--- START ---
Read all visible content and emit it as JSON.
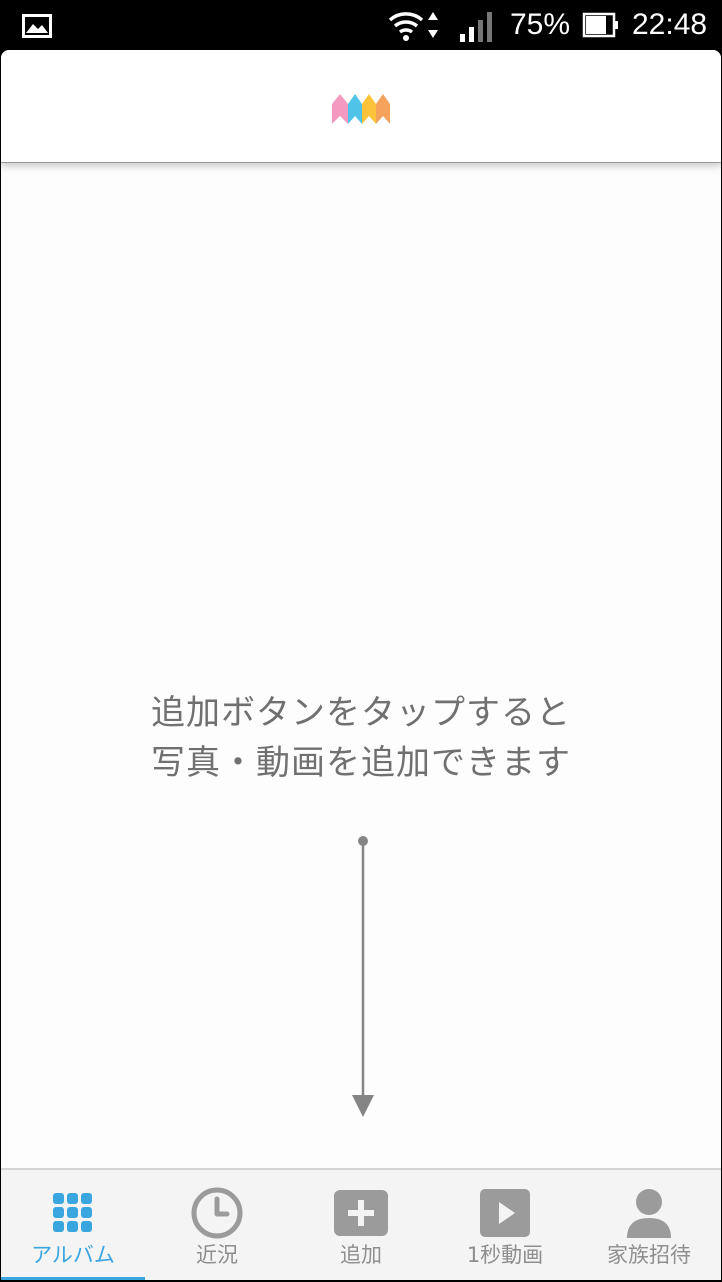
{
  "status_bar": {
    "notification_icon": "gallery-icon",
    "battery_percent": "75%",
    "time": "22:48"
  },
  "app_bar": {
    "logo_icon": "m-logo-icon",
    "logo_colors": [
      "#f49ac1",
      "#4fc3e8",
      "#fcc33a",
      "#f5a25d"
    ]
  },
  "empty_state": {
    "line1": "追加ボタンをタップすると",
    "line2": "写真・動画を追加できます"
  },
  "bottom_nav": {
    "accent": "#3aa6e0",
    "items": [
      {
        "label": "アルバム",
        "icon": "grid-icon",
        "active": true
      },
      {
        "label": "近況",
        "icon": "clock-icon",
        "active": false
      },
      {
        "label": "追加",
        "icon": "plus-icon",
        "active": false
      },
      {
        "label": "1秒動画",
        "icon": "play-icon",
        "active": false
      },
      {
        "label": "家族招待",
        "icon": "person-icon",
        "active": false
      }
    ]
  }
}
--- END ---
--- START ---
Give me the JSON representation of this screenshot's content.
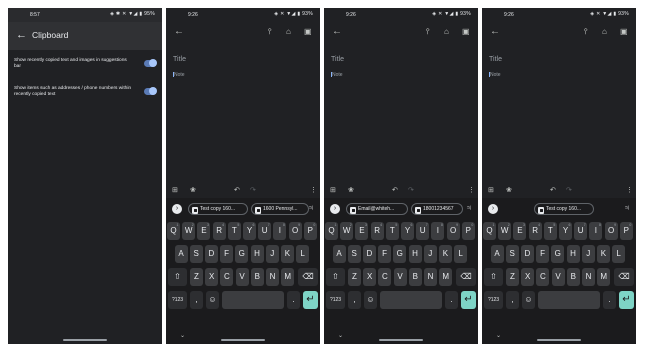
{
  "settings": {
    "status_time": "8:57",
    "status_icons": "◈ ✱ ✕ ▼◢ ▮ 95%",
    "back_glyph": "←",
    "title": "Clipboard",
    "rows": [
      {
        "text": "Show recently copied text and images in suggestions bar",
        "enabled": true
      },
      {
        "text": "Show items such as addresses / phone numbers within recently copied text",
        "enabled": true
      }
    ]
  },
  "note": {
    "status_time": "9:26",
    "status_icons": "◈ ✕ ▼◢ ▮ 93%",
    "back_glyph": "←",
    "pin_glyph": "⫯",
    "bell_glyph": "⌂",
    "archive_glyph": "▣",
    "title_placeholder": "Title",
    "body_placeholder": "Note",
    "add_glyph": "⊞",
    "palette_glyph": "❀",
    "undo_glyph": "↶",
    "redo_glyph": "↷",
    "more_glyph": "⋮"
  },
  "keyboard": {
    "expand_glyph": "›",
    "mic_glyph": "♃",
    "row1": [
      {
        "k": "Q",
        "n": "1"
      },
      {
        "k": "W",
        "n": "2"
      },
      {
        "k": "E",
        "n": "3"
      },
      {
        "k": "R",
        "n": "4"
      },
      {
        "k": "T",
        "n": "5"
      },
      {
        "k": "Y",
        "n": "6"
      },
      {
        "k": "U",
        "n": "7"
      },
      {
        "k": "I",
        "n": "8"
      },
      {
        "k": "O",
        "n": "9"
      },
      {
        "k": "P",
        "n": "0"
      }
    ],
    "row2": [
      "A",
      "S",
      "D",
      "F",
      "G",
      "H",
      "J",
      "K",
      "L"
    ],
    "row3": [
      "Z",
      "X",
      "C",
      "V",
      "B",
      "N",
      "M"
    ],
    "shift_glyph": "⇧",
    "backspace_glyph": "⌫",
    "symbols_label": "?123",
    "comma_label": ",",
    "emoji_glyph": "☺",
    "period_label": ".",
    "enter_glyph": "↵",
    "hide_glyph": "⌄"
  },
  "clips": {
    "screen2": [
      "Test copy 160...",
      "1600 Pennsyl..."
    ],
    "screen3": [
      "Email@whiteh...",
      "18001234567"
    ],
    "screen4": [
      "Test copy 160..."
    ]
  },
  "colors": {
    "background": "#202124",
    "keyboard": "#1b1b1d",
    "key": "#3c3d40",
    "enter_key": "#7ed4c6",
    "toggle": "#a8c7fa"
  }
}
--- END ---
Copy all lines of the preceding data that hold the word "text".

> [Answer to this exercise]:
        "text": "Show recently copied text and images in suggestions bar",
        "text": "Show items such as addresses / phone numbers within recently copied text",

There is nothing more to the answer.